A $12.3 million project to redo the decks of 16 bridges on a 1.7-mile section of Interstate 555 in an area known as the Sunken Lands in Poinsett County is finally set to begin, nearly six months after the Arkansas Department of Transportation awarded the contract.
The project was delayed in part because work that was to be performed by the department's heavy bridge maintenance section had to be pushed back as a result of emergency work after two vehicle crashes in which state highway bridges were heavily damaged.
The vehicle crashes included a fatal one in June that shut the Harrisburg Road overpass on I-555. A crew from the heavy bridge maintenance section had four of the five lanes re-opened after one day, but additional work was needed to complete the repairs.
The other crash happened in November at an overpass on Interstate 55 north of Burdette.
The work on both bridges delayed the work that needed to be performed on the Sunken Lands bridges, the department said in a news release. And that work needed to be completed before the contractor, American Contracting Services Inc. of Jeffersonville, Ind., could begin its work.
The presence of state repair crews on the travel lanes would conflict with the contractor's need to perform work on the bridge decks, the department said.
"Therefore, in order to coordinate and efficiently perform all the necessary work on the bridges, the contractor has delayed work until mid-March at the request of ARDOT, when superstructure work by ARDOT crews is anticipated to be complete," according to a statement the department released Monday.
But while the bridges remain structurally sound, the driving surfaces long have been "rough and unsightly," according to the department, a situation exacerbated by recent rains. As a result, the department will be placing temporary asphalt pavement on some bridge decks to improve ride quality until the contractor can begin its work.
"The work that will begin in mid-March by American Contracting Services Inc. is a long-term solution to repair and restore the driving surface on these bridges," the department said.
The project, for which the contract was awarded in September, involves removing the top 2 inches of concrete through a process called hydrodemolition, which is extremely high-pressure water forced through small nozzles. A concrete overlay will be installed as the new driving surface, the department said.
The project is on a section of I-555 between Payne and Marked Tree in the St. Francis Sunken Lands Wildlife Management Area, a 26,000-acre "island" of bottomland and hardwood forest.
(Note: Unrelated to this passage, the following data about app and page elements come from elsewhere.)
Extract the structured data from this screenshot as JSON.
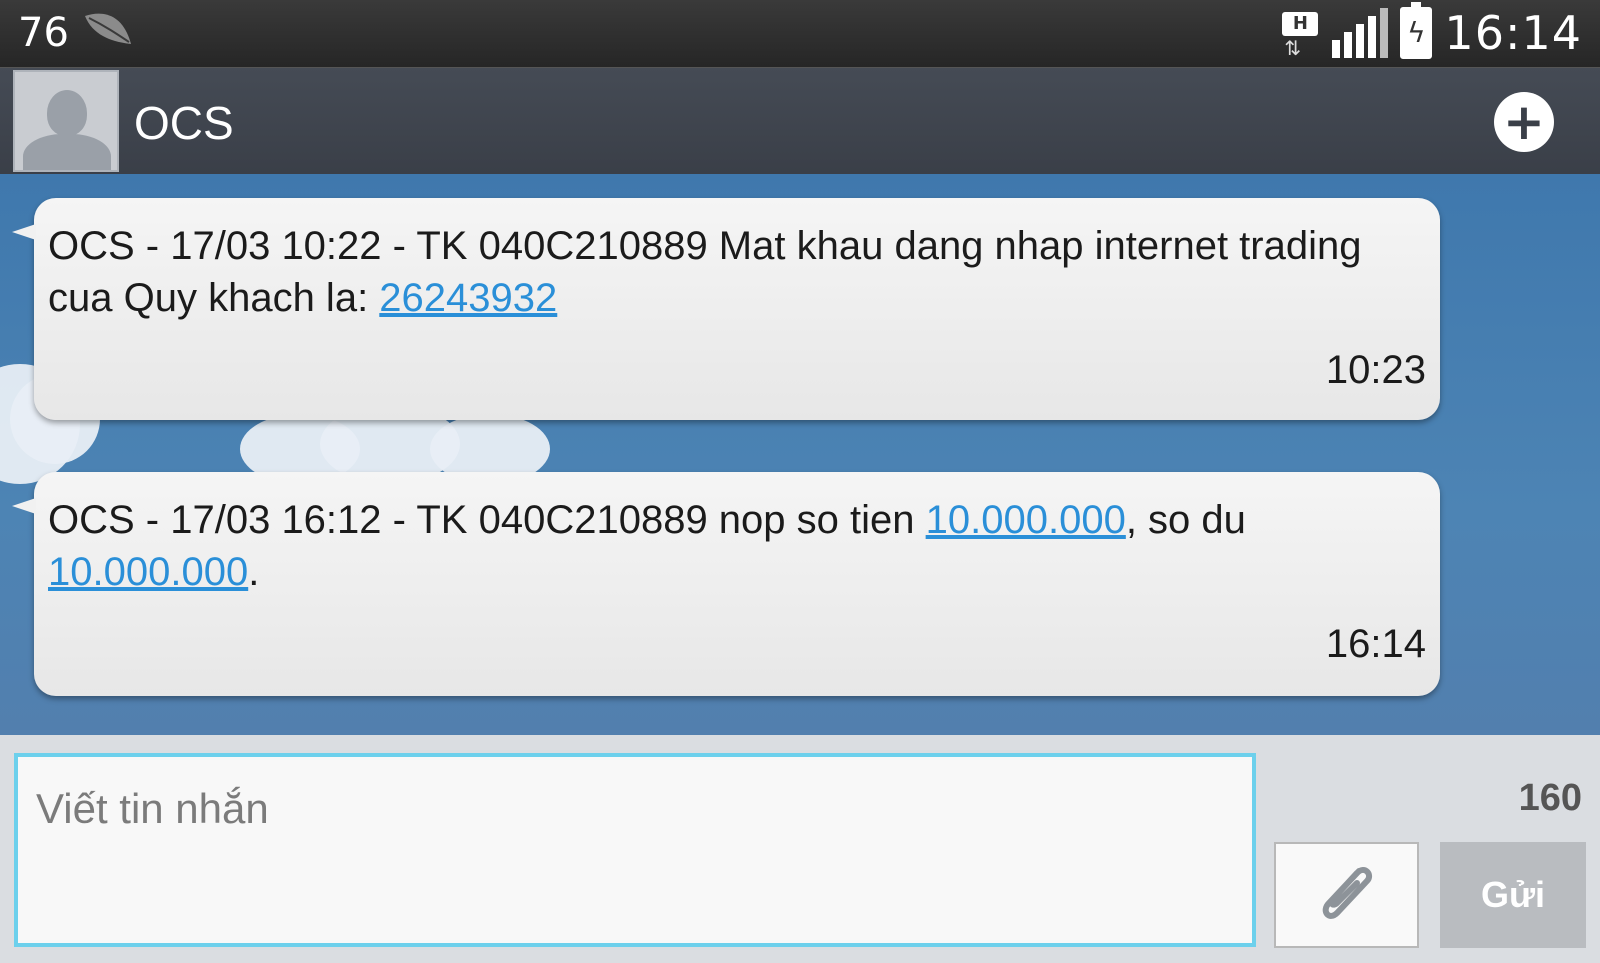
{
  "status_bar": {
    "notification_count": "76",
    "network_type": "H",
    "time": "16:14"
  },
  "header": {
    "contact_name": "OCS"
  },
  "messages": [
    {
      "text_prefix": "OCS - 17/03 10:22 - TK 040C210889 Mat khau dang nhap internet trading cua Quy khach la: ",
      "link1": "26243932",
      "time": "10:23"
    },
    {
      "text_prefix": "OCS - 17/03 16:12 - TK 040C210889 nop so tien ",
      "link1": "10.000.000",
      "text_middle": ", so du ",
      "link2": "10.000.000",
      "text_suffix": ".",
      "time": "16:14"
    }
  ],
  "compose": {
    "placeholder": "Viết tin nhắn",
    "char_counter": "160",
    "send_label": "Gửi"
  }
}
The "sunken lands" resulted from the New Madrid earthquakes of 1811 and 1812.
Metro on 03/06/2018